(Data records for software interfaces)
*** Begin section ***

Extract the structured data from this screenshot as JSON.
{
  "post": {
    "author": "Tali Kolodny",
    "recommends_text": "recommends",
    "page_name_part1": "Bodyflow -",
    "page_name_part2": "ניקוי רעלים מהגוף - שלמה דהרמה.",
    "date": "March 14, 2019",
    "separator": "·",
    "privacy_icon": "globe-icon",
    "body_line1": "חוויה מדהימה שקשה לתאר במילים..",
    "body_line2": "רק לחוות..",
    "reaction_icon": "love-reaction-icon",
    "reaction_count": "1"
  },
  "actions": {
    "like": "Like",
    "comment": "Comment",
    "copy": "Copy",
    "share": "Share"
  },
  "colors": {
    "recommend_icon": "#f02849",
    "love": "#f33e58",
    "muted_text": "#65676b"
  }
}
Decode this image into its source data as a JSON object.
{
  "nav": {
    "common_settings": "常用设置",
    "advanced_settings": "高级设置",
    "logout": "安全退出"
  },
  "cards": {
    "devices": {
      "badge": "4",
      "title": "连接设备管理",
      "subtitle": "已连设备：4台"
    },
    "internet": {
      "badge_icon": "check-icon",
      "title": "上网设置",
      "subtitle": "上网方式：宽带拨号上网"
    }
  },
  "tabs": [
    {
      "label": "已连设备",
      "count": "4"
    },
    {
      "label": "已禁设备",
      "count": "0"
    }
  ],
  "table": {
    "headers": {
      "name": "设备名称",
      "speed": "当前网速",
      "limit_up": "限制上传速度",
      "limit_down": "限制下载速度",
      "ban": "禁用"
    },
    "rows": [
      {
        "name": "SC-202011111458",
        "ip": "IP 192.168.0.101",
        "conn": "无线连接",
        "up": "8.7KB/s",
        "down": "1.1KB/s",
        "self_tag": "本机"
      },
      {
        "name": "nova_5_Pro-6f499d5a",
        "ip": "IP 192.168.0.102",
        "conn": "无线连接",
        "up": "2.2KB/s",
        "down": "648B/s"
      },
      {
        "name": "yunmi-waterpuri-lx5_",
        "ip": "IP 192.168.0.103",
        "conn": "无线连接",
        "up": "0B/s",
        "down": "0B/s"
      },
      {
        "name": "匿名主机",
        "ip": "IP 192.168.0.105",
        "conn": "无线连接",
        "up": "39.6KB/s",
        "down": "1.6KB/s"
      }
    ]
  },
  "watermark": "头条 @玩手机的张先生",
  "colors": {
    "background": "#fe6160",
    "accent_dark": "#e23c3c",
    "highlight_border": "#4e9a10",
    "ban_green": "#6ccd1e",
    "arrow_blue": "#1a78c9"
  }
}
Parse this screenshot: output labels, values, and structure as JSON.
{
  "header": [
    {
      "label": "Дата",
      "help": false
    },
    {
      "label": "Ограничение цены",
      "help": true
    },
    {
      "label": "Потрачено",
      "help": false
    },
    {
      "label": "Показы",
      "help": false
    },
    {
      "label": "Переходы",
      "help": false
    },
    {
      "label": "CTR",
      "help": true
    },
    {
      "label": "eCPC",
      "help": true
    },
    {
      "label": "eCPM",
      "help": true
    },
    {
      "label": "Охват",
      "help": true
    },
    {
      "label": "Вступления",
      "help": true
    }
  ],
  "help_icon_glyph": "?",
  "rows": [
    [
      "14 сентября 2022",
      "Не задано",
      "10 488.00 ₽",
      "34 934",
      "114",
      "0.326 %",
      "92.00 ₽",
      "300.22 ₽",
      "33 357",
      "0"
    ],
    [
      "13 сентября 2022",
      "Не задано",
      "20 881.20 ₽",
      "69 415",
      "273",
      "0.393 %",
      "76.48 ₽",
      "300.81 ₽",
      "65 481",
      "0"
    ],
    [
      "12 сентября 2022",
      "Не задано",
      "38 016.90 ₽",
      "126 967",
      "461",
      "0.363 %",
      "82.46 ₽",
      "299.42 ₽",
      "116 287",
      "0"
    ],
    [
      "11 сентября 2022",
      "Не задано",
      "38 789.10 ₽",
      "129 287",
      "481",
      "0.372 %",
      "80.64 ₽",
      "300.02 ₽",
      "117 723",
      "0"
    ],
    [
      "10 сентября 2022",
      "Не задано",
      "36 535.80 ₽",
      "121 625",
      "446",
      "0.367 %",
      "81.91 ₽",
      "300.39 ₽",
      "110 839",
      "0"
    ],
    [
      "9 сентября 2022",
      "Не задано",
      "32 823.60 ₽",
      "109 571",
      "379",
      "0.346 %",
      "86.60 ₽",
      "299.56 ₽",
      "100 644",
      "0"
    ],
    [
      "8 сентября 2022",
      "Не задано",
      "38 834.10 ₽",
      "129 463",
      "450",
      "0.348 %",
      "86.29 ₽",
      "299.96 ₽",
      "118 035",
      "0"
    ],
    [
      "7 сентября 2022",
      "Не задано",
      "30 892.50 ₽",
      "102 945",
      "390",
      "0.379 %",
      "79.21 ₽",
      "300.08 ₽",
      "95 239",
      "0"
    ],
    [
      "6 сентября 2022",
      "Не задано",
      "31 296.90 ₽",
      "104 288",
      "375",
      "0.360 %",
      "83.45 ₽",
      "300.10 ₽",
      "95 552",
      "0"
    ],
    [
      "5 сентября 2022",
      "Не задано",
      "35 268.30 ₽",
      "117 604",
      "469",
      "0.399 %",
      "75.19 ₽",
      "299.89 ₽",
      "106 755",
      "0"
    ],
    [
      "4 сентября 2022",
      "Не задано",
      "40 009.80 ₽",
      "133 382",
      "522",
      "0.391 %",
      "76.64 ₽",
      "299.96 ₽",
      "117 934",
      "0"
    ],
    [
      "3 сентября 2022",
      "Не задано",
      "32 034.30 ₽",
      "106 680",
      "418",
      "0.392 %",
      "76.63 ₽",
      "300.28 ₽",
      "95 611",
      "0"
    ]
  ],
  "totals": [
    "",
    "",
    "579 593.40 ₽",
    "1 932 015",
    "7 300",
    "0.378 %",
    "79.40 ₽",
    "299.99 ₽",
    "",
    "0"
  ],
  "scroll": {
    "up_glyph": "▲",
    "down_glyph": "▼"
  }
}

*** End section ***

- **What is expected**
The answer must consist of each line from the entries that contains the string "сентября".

- **Finished exercise**
      "14 сентября 2022",
      "13 сентября 2022",
      "12 сентября 2022",
      "11 сентября 2022",
      "10 сентября 2022",
      "9 сентября 2022",
      "8 сентября 2022",
      "7 сентября 2022",
      "6 сентября 2022",
      "5 сентября 2022",
      "4 сентября 2022",
      "3 сентября 2022",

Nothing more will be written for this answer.